This is something that I, at this time, would not be able to bring myself to do, yet deep inside, I understand what his reasons were and why he, and most other monks, feel this way.Â While I understand that carrying a hatred for a person or people is unhealthy and causes us more pain than it helps us, I am not able to follow in those steps… yet.
I also admire his, the Dalai Lama’s, ability to interact.Â You can see in his eyes and his actions that he genuinely loves everyone.Â He does not care what color you are, what you look like, what religion you are or how you dress.Â His love is not swayed by what he can get from you or how much you can donate to his cause.Â If you can help the Tibetan cause, then he will accept that help, but you can tell that he will only accept that help if it is offered freely and is not contingent on something in return, short of the love that he and his people offer to all.
Most surprising to me is that the Dalai Lama, in spite of what the Chinese have done, encourages us (meaning the world) to engage in favorable relations with them.Â This is another thing that I find hard to talk myself into actively doing.Â I know that it is impossible, as an American, to stop buying Chinese products.Â Look at how much of what you and I buy, on a daily basis, that is made in China.Â I bought a “Proud to be an American” t-shirt a couple weeks ago, and it has a “Made in China” label in it.Â This in and of itself is enough to make a person question the direction that their country is going.
But he, and they, look above that.Â They, somehow, are able to see beyond their own loss and need to understand the need for peace in the world.
This brings me to my final point.Â I think that all the religions of the world could stand to benefit by studying Buddhism.Â If even the “Big Three” (Judaism, Christendom and Islam), could incorporate the basics principles of Buddhism towards one another.Â Accept the differences and embrace them for what they make us, not use them as dividing points and wedges to further separate us and make us fear one another.Â Teach us to look at one another an laugh at the little things we bicker over.Â After all… as Buddhism teaches us… everything is tranistory, nothing last forever.
What would my ten questions be?

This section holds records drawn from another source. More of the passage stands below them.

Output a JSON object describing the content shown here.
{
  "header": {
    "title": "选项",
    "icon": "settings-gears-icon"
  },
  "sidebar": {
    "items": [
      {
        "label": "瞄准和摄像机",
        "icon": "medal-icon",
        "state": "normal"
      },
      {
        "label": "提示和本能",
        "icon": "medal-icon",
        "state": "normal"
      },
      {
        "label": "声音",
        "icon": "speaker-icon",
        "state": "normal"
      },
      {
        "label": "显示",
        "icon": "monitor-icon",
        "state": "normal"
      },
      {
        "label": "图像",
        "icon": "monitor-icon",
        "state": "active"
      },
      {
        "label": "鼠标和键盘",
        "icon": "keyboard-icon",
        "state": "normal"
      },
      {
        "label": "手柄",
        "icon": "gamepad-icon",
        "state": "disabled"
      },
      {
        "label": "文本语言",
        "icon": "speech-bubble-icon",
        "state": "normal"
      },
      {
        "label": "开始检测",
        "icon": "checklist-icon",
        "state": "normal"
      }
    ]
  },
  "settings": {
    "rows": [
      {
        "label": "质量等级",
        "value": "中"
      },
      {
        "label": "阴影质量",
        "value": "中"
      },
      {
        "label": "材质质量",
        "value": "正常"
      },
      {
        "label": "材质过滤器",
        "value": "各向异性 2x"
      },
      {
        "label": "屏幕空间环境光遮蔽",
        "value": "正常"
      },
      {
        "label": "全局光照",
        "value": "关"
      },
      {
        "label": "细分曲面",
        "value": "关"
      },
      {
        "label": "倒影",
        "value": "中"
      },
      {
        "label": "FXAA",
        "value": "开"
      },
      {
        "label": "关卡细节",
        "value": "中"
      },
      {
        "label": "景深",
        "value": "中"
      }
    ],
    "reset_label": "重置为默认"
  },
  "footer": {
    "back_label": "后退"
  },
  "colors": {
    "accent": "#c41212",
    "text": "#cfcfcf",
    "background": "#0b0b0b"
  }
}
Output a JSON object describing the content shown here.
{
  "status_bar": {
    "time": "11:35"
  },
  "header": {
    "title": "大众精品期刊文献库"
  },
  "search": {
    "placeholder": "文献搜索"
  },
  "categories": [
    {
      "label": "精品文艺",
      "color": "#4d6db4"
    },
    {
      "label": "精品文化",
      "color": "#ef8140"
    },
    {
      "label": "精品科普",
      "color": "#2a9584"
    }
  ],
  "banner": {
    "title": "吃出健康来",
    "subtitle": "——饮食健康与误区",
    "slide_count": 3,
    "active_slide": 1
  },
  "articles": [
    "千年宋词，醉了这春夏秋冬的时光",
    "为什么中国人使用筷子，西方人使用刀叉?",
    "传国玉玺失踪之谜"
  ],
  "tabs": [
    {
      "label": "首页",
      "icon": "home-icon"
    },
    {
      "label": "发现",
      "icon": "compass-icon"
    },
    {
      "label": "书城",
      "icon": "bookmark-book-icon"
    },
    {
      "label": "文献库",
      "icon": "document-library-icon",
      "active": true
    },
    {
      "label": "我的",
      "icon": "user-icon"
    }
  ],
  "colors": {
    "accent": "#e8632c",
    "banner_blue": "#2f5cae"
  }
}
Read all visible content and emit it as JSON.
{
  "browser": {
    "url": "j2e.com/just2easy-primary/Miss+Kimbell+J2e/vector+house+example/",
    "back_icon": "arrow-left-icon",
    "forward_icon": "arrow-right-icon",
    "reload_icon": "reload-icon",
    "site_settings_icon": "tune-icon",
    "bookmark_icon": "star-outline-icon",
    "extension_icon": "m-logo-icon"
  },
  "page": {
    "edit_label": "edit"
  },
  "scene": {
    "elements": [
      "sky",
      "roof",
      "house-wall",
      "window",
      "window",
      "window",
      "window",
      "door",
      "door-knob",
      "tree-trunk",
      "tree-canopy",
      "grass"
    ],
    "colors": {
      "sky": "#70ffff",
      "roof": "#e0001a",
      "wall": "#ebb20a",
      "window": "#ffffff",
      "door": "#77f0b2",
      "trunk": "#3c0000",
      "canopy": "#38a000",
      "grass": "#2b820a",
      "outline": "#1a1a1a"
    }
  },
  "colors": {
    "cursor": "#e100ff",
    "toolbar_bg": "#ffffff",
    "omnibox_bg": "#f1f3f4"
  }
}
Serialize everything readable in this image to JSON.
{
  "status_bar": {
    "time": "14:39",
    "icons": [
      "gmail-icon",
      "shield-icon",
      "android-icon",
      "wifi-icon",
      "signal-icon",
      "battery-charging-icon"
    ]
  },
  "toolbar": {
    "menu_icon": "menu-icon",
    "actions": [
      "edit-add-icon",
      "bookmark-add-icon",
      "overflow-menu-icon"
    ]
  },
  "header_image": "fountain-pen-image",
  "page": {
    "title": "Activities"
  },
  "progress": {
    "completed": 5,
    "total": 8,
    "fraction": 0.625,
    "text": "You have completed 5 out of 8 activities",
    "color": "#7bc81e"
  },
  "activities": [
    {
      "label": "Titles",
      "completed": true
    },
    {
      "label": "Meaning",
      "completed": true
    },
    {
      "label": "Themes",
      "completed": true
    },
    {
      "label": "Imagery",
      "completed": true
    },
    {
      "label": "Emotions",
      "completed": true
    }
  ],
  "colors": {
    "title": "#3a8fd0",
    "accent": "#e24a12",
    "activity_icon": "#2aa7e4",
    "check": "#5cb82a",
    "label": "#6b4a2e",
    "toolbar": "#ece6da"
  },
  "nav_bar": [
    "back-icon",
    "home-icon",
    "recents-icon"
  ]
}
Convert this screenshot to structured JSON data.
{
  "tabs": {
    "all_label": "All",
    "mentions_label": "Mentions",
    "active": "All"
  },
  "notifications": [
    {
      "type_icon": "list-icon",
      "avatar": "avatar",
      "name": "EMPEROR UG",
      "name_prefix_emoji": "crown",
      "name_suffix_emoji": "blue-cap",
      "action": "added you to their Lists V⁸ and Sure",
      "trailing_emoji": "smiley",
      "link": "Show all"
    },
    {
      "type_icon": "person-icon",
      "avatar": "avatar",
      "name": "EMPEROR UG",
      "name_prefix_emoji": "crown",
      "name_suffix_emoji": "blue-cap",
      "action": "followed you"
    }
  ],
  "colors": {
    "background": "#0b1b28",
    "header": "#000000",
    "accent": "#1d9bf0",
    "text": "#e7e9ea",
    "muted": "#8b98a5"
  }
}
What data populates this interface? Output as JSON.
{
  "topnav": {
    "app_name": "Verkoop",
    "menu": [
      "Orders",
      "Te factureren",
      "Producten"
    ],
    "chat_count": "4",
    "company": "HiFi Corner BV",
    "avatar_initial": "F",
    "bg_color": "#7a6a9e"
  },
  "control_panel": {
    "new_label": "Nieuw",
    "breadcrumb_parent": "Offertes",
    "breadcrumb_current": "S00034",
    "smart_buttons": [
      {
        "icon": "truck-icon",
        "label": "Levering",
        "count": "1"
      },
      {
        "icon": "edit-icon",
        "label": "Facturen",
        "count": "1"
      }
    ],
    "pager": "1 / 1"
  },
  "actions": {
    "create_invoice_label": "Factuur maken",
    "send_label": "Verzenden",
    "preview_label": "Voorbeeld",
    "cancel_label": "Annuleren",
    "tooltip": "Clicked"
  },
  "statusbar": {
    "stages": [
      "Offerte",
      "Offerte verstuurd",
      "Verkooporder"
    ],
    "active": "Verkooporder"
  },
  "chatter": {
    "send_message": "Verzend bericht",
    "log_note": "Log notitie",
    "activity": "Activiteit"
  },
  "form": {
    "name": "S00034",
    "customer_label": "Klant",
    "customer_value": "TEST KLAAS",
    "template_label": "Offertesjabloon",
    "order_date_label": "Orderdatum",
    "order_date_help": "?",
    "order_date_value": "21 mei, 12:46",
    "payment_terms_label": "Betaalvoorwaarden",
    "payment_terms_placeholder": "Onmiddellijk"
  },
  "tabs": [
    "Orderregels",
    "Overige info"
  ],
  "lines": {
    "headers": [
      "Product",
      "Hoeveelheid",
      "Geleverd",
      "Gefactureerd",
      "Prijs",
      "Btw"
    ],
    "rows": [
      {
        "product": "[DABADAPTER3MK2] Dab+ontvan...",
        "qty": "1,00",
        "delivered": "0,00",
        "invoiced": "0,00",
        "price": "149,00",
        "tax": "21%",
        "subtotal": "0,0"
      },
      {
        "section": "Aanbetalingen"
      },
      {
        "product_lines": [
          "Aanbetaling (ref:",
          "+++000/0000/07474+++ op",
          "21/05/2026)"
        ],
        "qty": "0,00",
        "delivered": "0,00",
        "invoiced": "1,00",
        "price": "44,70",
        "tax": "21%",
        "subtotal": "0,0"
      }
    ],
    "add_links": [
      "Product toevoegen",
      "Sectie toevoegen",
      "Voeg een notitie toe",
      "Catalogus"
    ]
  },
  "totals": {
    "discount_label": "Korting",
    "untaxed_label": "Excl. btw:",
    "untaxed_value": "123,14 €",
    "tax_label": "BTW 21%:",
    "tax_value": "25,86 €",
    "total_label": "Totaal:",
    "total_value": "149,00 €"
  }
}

They have all, already been asked, and the answers are there, but we, as a world, are not mature enough to understand them yet.Â Hopefully we will mature enough to do so, before we destroy ourselves and the world that we are borrowing from our children.
While the term has become somewhat cliche these days and more a joke to those that do not understand, I do agree with the “Free Tibet” movement.Â I do side with the Dalai Lama on the point that this should be done through peace, not through conflict.Â People who are used to conflict and war are not intimidated by it.